The chief executive of Citroen says the rise of electric vehicles could end the domination of SUVs.
While recently speaking with Auto Express, Vincent Cobée said that a key reason why SUVs will lose popularity in the EV age is because of aerodynamics, noting they are much less efficient than an equivalent sedan. He also doesn’t believe that counteracting this by installing electric SUVs with larger battery packs isn’t sustainable because of the added weight.
“On a battery EV, if your aerodynamics are wrong, the penalty in terms of range is massive,” he told the publication. “You can lose 50 kilometers between good and bad aero, and between an SUV and a sedan you’re talking 60/70/80 kilometers very easily.”
Read: Citroën To Build Another 1,000 Ami Buggies After Original 50 Sold In 18 Minutes
Cobée is particularly concerned with the growing weight of EVs, pointing to the fact that France plans to tax vehicles by weight, and suggested that this weight issue, plus aerodynamics, could effectively kill the D SUV segment.
“In the 1970s, a car was weighing 700kg,” he said. “Today an average car is weighing 1300kg. Tomorrow an average car will weigh two tonnes. So we’re using three times more resources to deliver the same service, just to be ‘green’.”
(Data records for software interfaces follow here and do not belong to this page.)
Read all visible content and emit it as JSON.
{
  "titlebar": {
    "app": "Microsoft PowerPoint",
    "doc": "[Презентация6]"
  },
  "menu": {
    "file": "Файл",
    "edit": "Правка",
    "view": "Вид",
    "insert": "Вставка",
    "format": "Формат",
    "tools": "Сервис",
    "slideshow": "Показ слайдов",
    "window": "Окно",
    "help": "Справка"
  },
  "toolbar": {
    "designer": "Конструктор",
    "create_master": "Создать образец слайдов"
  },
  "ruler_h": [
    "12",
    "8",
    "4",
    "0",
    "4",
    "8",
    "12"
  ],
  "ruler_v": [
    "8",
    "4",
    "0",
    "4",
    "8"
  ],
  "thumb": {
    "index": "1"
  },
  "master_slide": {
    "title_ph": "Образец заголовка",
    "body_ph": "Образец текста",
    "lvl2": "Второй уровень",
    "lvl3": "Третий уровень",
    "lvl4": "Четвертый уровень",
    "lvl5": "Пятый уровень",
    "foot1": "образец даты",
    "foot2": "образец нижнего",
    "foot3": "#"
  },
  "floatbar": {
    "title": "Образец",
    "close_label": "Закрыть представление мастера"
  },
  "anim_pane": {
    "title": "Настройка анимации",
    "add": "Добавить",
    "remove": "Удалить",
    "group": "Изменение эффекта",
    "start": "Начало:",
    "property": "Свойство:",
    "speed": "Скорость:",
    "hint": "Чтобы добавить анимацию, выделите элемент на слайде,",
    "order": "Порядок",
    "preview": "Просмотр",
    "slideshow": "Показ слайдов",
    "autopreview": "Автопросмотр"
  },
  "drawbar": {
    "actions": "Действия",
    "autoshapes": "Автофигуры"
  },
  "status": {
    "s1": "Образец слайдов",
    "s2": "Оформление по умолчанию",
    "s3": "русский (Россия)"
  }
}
Cobée believes it is far more important to improve charging than it is to routinely increase the size of batteries. Indeed, he suggested that lugging around a big battery is likely carrying a large multi-day hiking backpack to the office each day.
“Do you go to the office with that backpack? The answer is no. So why would you go to the office with a car with one tonne of battery?”
This philosophy explains why Citroen is generally keeping the batteries of its EVs to around 50 kWh or less.
“If we stick to ‘SUV boxes’ until 2030 and discover there’s no customer, it’s going to be a hard landing… you don’t want to be the last one to leave the dancefloor.”